Asian Shares Extend Gains As US Goes To Polls
China’s Shanghai Composite index gained 14.55 points or 0.46 percent to end at 3,147.89 as investors shrugged off weak trade data, which showed the country’s exports fell for a seventh consecutive month in October. Hong Kong’s Hang Seng index is rising 0.34 percent to 22,878.
Chinese exports fell an annual 7.3 percent year-over-year on dollar terms, exceeding economists’ expectations for a decrease of 6.0 percent. Imports dropped 1.4 percent in the month from a year ago, just above the 1.0 percent fall expected by economists.
Japanese shares ended a choppy session flat as investors moved to the sidelines before the U.S. presidential election. The Nikkei average swung between gains and losses before closing 5.83 points or 0.03 percent lower at 17,171.38. The broader Topix index closed up 0.05 percent at 1,363.49.
Automakers Honda, Mazda and Toyota gained about 1 percent each as the greenback held steady against the yen. Nikon rose 1.3 percent on a Nikkei report that it plans to eliminate about 1,000 jobs in Japan. Toyota Motor today lifted its profit forecast for the fiscal year despite reporting another sharp decline in second-quarter net profit.

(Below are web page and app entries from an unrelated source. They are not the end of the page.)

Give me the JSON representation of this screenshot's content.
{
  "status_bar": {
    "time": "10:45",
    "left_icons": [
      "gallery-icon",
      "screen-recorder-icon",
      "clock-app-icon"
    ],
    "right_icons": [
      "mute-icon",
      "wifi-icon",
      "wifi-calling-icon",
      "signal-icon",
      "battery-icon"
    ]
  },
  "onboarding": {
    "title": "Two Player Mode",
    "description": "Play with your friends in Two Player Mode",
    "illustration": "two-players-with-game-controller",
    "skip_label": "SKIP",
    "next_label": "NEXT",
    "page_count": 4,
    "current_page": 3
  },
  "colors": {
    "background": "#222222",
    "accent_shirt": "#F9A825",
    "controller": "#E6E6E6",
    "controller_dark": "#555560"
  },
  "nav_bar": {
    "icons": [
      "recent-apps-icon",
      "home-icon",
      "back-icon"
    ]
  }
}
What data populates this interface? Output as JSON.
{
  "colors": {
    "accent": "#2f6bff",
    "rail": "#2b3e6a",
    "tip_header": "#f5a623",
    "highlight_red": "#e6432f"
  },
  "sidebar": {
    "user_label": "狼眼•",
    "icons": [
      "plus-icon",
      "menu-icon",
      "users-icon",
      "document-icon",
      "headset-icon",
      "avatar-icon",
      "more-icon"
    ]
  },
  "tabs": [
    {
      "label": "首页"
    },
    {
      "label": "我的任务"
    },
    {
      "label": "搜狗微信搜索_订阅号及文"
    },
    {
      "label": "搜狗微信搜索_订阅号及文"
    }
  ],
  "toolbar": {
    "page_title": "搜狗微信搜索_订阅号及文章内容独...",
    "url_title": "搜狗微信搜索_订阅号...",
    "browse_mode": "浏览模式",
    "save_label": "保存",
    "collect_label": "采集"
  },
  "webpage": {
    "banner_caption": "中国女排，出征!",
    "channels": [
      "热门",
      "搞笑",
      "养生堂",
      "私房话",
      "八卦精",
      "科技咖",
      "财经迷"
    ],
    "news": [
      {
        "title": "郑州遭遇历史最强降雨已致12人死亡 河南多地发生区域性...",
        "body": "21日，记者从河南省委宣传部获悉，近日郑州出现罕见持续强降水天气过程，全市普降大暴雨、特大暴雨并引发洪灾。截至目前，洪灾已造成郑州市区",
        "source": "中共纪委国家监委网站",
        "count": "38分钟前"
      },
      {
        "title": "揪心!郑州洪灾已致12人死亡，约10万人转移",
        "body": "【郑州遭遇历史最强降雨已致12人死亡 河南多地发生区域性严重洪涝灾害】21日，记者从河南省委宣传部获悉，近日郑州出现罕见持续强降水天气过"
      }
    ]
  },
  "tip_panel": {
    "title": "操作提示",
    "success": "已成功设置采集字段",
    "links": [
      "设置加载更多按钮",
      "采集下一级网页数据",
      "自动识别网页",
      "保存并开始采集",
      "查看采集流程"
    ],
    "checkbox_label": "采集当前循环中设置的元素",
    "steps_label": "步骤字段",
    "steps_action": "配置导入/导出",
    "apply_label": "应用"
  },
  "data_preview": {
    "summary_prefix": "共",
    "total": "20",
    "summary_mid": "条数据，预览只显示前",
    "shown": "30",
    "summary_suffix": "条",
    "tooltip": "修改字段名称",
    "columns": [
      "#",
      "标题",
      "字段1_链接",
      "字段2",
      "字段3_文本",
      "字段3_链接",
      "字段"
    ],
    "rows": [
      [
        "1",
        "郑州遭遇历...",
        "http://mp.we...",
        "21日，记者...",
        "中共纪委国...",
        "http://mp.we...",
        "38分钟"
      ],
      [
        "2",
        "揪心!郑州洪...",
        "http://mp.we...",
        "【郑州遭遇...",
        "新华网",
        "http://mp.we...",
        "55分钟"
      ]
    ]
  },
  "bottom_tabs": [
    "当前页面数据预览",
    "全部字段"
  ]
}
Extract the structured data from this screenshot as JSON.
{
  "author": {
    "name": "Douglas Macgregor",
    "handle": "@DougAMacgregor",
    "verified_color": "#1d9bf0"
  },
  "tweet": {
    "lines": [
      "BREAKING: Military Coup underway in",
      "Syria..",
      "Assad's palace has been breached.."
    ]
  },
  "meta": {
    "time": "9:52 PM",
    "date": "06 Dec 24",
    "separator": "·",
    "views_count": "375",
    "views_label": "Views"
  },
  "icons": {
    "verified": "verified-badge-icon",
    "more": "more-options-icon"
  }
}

Nissan Motor added 0.7 percent after maintaining its full-year sales guidance. Mobile carrier Softbank Corp advanced 1.2 percent despite announcing a $550 million write down in its Indian investment.
Australian shares extended gains for a second consecutive session despite mixed readings on business and consumer confidence. The benchmark S&P/ASX 200 inched up 7 points or 0.13 percent to 5,257.80 while the broader All Ordinaries index closed 11.30 points or 0.21 percent higher at 5,342.20.
Miners BHP Billiton, Rio Tinto and Fortescue Metals Group climbed 2-3 percent on the back of higher steel and iron ore futures in China. Energy major Santos jumped over 6 percent after U.S. crude oil futures climbed about 2 percent overnight.
News Corp advanced 1.3 percent after reporting fiscal first-quarter results in line with analyst estimates. Fairfax Media shares rose 1.2 percent while those of APN News & Media added 0.8 percent. Online property business REA Group rallied 5.4 percent after lifting its September quarter earnings.
Incitec Pivot lost 1 percent on reporting a 68 percent slump in full-year profit. Gold miners Newcrest, Northern Star and Regis Resources fell about 1 percent after gold futures suffered their largest single-day percentage loss in about five weeks on Monday. Commonwealth Bank of Australia shed 0.6 percent after reporting flat first-quarter unaudited cash earnings.
Seoul shares inched higher and the local currency extended gains as investors placed their bets on Democrat Hillary Clinton emerging victorious over Republican candidate Donald Trump. The Kospi average rose 0.29 percent to 2,003.38.
Shares of Samsung Electronics ended on a flat note after prosecutors reportedly entered its offices, seeking evidence whether the company illegally provided gifts to the daughter of Choi Soon-sil, the confidante of President Park Geun-hye at the center of an influence-peddling investigation.
New Zealand shares ended a tad higher on the eve of the U.S. presidential elections. The benchmark S&P/NZX50 index rose 22.09 points or 0.32 percent to 6,894.36. A2 Milk shares soared 4.6 percent after its first-quarter revenue met expectations.
NZME shares slumped more than 24 percent to 50 cents as New Zealand’s competition watchdog said a proposed merger of media companies Fairfax Media and NZME will substantially lessen competition and lead to reduced editorial quality.
Indonesia’s Jakarta Composite index is rallying 1.5 percent after a government report showed Indonesia’s GDP grew largely in line with expectations in the third quarter.
The Taiwan Weighted closed 0.3 percent higher. Taiwan’s consumer price inflation rose 1.7 percent year-over-year in October, faster than the 0.33 percent increase in September and also above the 0.45 percent climb expected by economists, official data showed.
Benchmark indexes in Malaysia and Singapore are up around half a percent while Indian shares are marginally lower.
Overnight, U.S. stocks posted their biggest gain in eight months amid bets that Clinton will take the presidency over Republican rival Donald Trump.
The Dow rallied 2.1 percent and the S&P 500 climbed 2.2 percent after nine straight sessions of declines, while the tech-heavy Nasdaq jumped 2.4 percent.
Copyright RTT News/dpa-AFX